The problem. Print the entire listing below word for word, excluding its pictures.

Extracted records.
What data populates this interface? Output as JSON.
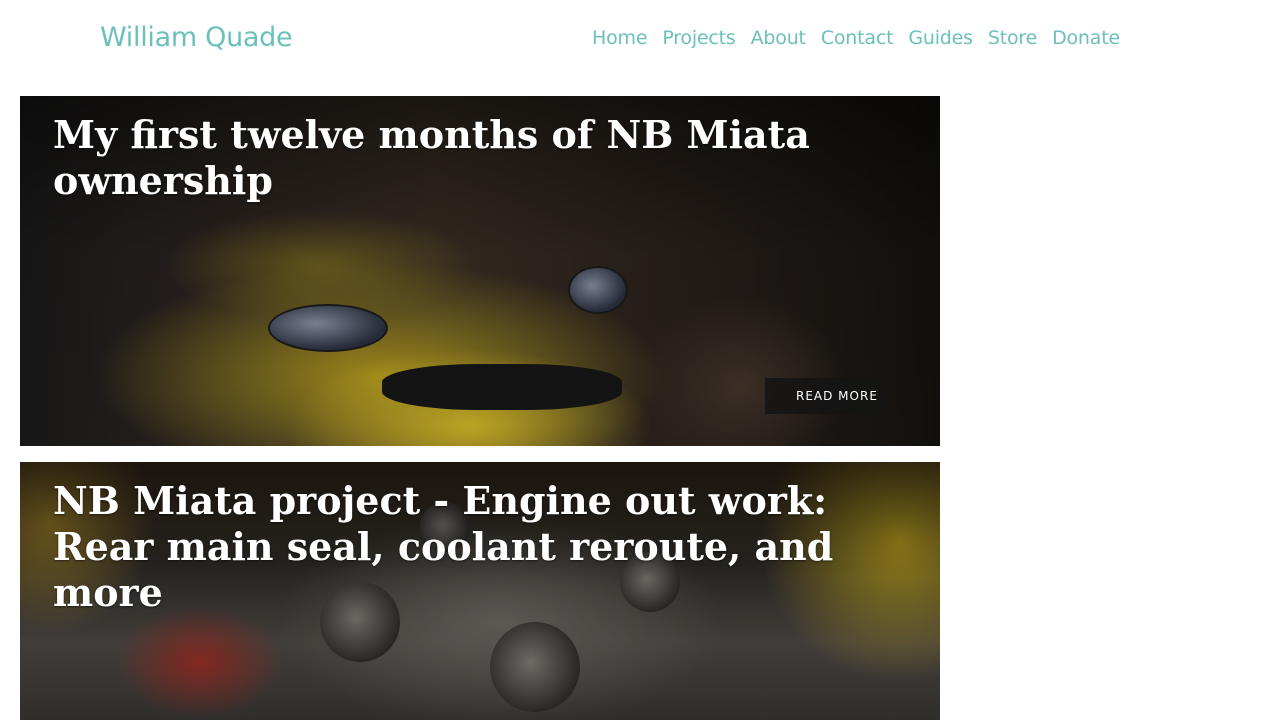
{
  "header": {
    "site_title": "William Quade",
    "nav": [
      "Home",
      "Projects",
      "About",
      "Contact",
      "Guides",
      "Store",
      "Donate"
    ]
  },
  "posts": [
    {
      "title": "My first twelve months of NB Miata ownership",
      "read_more": "READ MORE"
    },
    {
      "title": "NB Miata project - Engine out work: Rear main seal, coolant reroute, and more"
    }
  ],
  "colors": {
    "accent": "#6cc0bb",
    "title_text": "#ffffff"
  }
}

Task answer.
What data populates this interface? Output as JSON.
{
  "header": {
    "site_title": "William Quade",
    "nav": [
      "Home",
      "Projects",
      "About",
      "Contact",
      "Guides",
      "Store",
      "Donate"
    ]
  },
  "posts": [
    {
      "title": "My first twelve months of NB Miata ownership",
      "read_more": "READ MORE"
    },
    {
      "title": "NB Miata project - Engine out work: Rear main seal, coolant reroute, and more"
    }
  ],
  "colors": {
    "accent": "#6cc0bb",
    "title_text": "#ffffff"
  }
}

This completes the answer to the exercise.